Learning by Doing Always Beats Talking About Theory

I’m also constantly amazed at how “not knowing what you don’t know” leads you to do things that don’t work…but provides you insight into what might.

New smallbusiness.com

We just flipped the switch on SmallBusiness.com’s first major technical and design upgrade since launching its daily-content Main Page section last November. (We call the new section, the “flow” side, to balance with the “know” side of the site, the 29,000 page SmallBusiness.com WIKI.)

The design changes are various, depending on what size screen you’re viewing it. However, the technical changes are all about increasing the speed of the site. And they worked. So long, little engine that could, but we know there are plenty of bugs that will show up.

When my business partner at Hammock Inc., John Lavey, and I decided to launch this part of SmallBusiness.com (the “flow” side), one of the reasons was to have a project that we weren’t creating/managing for a client that could serve as an in-house development “learning lab” for recurring content sites that are designed first for small screens but work well on larger screens. (In the past, we’ve worked in reverse.)

While I love that we have large clients (believe me, it’s a great thing), they often have their IT assets focused on things other than figuring out how to push the edges of responsive design. And, because our work is focused on content that changes daily, the typical kinds of web design challenges we face are more like large media sites than “digital marketing” corporate sites.
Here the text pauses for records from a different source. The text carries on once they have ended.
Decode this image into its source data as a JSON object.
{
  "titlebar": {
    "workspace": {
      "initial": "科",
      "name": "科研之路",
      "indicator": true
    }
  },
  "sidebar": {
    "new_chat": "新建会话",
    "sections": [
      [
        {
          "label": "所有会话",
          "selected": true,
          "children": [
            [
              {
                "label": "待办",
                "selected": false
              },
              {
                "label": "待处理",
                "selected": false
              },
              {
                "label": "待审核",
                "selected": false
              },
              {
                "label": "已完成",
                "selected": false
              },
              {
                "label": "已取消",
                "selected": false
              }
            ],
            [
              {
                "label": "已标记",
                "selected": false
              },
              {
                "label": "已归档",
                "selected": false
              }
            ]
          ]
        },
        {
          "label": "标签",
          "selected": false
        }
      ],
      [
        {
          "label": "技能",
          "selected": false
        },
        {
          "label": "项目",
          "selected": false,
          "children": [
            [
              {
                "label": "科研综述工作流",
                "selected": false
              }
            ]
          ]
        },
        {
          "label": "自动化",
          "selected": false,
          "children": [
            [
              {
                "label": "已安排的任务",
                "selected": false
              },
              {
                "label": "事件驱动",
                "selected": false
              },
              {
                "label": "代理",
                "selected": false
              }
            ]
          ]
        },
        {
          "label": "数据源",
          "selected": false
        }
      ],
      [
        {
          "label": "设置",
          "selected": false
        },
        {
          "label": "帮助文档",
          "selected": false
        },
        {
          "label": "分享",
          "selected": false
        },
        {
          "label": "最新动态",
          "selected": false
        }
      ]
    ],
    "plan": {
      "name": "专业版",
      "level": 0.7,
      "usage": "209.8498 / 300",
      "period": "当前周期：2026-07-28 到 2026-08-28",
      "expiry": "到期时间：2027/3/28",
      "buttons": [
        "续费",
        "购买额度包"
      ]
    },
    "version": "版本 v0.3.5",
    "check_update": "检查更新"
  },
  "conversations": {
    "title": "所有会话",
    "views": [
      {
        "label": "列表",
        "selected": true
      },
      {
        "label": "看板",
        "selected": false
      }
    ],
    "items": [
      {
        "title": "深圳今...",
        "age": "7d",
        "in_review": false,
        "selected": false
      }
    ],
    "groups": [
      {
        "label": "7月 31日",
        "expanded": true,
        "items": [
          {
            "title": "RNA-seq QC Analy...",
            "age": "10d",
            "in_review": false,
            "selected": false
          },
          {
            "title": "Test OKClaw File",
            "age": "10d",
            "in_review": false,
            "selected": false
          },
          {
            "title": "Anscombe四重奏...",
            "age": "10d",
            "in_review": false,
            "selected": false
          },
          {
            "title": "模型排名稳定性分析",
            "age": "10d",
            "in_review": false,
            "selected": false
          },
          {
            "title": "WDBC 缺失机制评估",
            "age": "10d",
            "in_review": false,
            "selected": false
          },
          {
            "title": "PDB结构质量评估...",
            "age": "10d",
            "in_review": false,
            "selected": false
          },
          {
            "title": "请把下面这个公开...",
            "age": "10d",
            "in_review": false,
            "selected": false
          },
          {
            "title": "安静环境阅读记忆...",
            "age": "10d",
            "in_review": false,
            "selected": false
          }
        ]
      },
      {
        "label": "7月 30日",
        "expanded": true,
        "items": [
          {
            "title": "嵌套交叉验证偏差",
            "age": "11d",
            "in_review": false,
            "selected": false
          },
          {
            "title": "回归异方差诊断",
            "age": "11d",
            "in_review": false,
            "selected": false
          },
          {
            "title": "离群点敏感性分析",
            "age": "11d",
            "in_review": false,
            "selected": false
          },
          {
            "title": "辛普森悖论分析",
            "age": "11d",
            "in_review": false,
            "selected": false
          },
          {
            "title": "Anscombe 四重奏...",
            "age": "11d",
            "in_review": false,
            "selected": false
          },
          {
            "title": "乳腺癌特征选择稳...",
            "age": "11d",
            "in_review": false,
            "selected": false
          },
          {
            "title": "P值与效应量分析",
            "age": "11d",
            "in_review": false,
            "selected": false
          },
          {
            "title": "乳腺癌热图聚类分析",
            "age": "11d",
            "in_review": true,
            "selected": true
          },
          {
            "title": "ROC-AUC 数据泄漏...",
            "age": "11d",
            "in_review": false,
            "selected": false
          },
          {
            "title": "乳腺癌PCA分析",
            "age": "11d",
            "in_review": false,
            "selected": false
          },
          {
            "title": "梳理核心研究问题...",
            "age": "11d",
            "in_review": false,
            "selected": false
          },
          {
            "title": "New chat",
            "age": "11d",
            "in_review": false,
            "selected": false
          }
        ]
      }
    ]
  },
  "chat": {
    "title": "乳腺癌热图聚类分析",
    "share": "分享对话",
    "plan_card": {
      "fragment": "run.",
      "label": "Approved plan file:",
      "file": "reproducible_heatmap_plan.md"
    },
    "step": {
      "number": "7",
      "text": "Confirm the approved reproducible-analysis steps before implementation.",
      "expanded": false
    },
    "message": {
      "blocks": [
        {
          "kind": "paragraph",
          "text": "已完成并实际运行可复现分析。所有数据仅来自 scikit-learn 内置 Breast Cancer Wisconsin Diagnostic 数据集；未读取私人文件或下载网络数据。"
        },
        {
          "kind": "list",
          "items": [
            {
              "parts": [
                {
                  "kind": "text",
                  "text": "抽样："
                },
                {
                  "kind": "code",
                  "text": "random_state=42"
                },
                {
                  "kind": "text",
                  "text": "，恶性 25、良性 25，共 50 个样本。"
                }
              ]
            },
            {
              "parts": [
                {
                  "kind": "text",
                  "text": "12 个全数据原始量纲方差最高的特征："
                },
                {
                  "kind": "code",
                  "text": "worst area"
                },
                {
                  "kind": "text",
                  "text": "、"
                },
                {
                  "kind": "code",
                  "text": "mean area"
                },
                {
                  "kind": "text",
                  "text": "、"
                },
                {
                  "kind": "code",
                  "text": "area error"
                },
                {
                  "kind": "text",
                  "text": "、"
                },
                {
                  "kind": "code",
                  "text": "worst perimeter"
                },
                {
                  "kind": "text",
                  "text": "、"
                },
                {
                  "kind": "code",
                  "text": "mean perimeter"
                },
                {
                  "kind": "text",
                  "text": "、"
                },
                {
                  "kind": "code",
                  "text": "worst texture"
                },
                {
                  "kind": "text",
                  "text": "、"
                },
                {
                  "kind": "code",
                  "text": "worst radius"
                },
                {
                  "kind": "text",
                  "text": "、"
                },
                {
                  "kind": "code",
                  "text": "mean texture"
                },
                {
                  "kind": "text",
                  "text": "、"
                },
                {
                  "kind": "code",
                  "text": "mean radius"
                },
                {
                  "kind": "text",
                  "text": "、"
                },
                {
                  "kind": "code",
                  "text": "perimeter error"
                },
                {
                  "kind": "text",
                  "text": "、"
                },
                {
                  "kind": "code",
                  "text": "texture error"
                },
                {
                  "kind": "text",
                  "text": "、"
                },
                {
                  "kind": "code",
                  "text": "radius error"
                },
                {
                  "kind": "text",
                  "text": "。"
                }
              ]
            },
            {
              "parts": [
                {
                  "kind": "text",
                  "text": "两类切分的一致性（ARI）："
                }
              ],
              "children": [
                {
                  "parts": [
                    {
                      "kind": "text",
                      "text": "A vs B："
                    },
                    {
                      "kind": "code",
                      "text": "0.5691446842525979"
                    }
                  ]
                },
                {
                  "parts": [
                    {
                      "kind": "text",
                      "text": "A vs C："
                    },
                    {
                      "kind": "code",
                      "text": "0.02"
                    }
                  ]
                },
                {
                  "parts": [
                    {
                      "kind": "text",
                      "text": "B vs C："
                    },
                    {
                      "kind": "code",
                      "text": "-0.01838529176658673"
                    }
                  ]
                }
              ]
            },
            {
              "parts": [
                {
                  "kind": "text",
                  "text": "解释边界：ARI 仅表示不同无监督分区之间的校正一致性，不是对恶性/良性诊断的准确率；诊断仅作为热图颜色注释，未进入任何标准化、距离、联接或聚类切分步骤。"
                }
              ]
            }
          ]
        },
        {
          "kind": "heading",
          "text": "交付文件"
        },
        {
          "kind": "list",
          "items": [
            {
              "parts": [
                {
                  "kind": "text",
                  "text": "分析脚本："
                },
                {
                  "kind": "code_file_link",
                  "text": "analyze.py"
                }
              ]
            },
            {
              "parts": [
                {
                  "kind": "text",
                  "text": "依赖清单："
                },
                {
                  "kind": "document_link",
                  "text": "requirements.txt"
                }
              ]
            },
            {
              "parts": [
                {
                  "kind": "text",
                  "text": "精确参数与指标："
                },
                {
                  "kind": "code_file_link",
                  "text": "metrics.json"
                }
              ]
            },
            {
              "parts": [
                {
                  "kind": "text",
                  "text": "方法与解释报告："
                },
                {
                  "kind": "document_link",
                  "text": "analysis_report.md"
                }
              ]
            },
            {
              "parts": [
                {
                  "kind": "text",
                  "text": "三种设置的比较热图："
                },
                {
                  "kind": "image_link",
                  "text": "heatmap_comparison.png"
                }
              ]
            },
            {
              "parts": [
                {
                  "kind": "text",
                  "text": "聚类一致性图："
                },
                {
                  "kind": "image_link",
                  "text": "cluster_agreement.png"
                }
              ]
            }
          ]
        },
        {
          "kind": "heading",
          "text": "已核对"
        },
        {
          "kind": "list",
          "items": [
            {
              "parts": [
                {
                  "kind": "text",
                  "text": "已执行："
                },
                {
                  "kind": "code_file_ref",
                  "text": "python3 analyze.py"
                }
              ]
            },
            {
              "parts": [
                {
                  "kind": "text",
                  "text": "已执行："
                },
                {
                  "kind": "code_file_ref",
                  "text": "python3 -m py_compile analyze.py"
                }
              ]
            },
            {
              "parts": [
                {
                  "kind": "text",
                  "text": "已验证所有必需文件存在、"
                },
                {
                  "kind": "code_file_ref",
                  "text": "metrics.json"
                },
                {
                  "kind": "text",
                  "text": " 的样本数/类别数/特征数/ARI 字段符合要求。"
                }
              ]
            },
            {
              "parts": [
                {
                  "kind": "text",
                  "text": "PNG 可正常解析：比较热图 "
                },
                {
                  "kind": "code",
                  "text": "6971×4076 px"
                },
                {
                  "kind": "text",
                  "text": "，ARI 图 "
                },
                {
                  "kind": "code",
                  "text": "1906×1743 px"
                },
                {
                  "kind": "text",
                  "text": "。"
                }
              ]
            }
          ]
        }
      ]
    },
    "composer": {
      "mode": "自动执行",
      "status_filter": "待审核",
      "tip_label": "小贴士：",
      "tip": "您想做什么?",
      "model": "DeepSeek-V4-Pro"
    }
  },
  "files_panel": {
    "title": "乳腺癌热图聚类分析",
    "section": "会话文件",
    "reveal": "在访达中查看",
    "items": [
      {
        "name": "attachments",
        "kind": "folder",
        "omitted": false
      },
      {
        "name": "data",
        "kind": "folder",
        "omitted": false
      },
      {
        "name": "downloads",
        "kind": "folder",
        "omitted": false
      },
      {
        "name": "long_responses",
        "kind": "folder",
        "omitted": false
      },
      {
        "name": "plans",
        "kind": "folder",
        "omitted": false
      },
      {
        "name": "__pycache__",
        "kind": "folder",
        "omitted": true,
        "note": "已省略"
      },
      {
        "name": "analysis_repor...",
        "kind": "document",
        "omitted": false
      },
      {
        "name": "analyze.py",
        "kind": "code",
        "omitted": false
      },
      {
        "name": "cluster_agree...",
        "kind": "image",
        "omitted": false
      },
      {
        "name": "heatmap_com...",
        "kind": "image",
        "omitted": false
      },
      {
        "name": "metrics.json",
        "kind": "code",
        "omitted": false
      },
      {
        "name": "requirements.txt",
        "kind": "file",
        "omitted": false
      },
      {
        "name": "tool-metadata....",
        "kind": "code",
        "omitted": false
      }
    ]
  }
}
As a “project,” not a business (yet), we’ve already been able to take what we’re learning on the “flow side” of SmallBusiness.com and apply it to work that we had no idea it would be related to. (The same thing happened with the wiki side of the site.)

I’m constantly amazed how things that don’t seem to be connected, suddenly are.
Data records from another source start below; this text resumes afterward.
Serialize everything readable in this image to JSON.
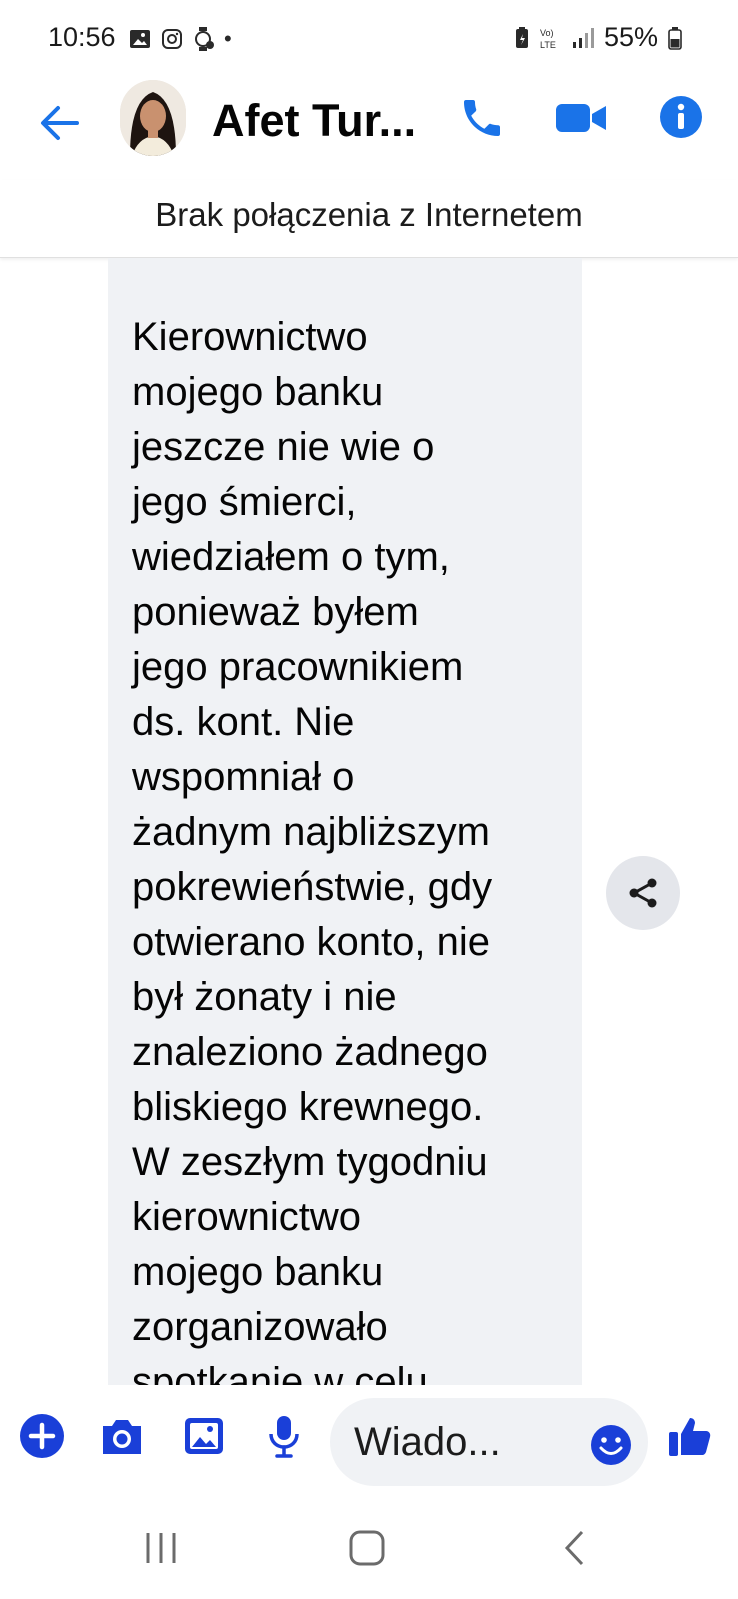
{
  "status_bar": {
    "time": "10:56",
    "battery": "55%",
    "network": "VoLTE"
  },
  "header": {
    "contact_name": "Afet Tur...",
    "accent_color": "#1a73e8"
  },
  "banner": {
    "text": "Brak połączenia z Internetem"
  },
  "message": {
    "text": "Kierownictwo mojego banku jeszcze nie wie o jego śmierci, wiedziałem o tym, ponieważ byłem jego pracownikiem ds. kont. Nie wspomniał o żadnym najbliższym pokrewieństwie, gdy otwierano konto, nie był żonaty i nie znaleziono żadnego bliskiego krewnego. W zeszłym tygodniu kierownictwo mojego banku zorganizowało spotkanie w celu",
    "lines": [
      "Kierownictwo",
      "mojego banku",
      "jeszcze nie wie o",
      "jego śmierci,",
      "wiedziałem o tym,",
      "ponieważ byłem",
      "jego pracownikiem",
      "ds. kont. Nie",
      "wspomniał o",
      "żadnym najbliższym",
      "pokrewieństwie, gdy",
      "otwierano konto, nie",
      "był żonaty i nie",
      "znaleziono żadnego",
      "bliskiego krewnego.",
      "W zeszłym tygodniu",
      "kierownictwo",
      "mojego banku",
      "zorganizowało",
      "spotkanie w celu"
    ]
  },
  "composer": {
    "input_value": "Wiado..."
  },
  "icons": {
    "back": "arrow-left-icon",
    "call": "phone-icon",
    "video": "video-camera-icon",
    "info": "info-icon",
    "share": "share-icon",
    "add": "plus-circle-icon",
    "camera": "camera-icon",
    "gallery": "image-icon",
    "mic": "microphone-icon",
    "emoji": "smiley-icon",
    "like": "thumbs-up-icon"
  }
}
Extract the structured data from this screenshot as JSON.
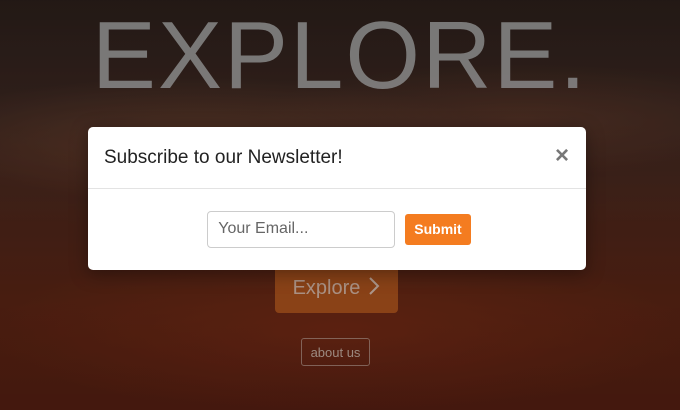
{
  "hero": {
    "title": "EXPLORE.",
    "explore_label": "Explore",
    "explore_icon": "chevron-right-icon",
    "about_label": "about us"
  },
  "modal": {
    "title": "Subscribe to our Newsletter!",
    "close_label": "×",
    "email_placeholder": "Your Email...",
    "email_value": "",
    "submit_label": "Submit"
  },
  "colors": {
    "accent": "#f47c20",
    "explore_button": "#b95a1e"
  }
}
I’m also constantly amazed  how “not knowing what you don’t know” leads you to do things that might not work, but provide you insight into what might.

Learning new things everyday is a great high.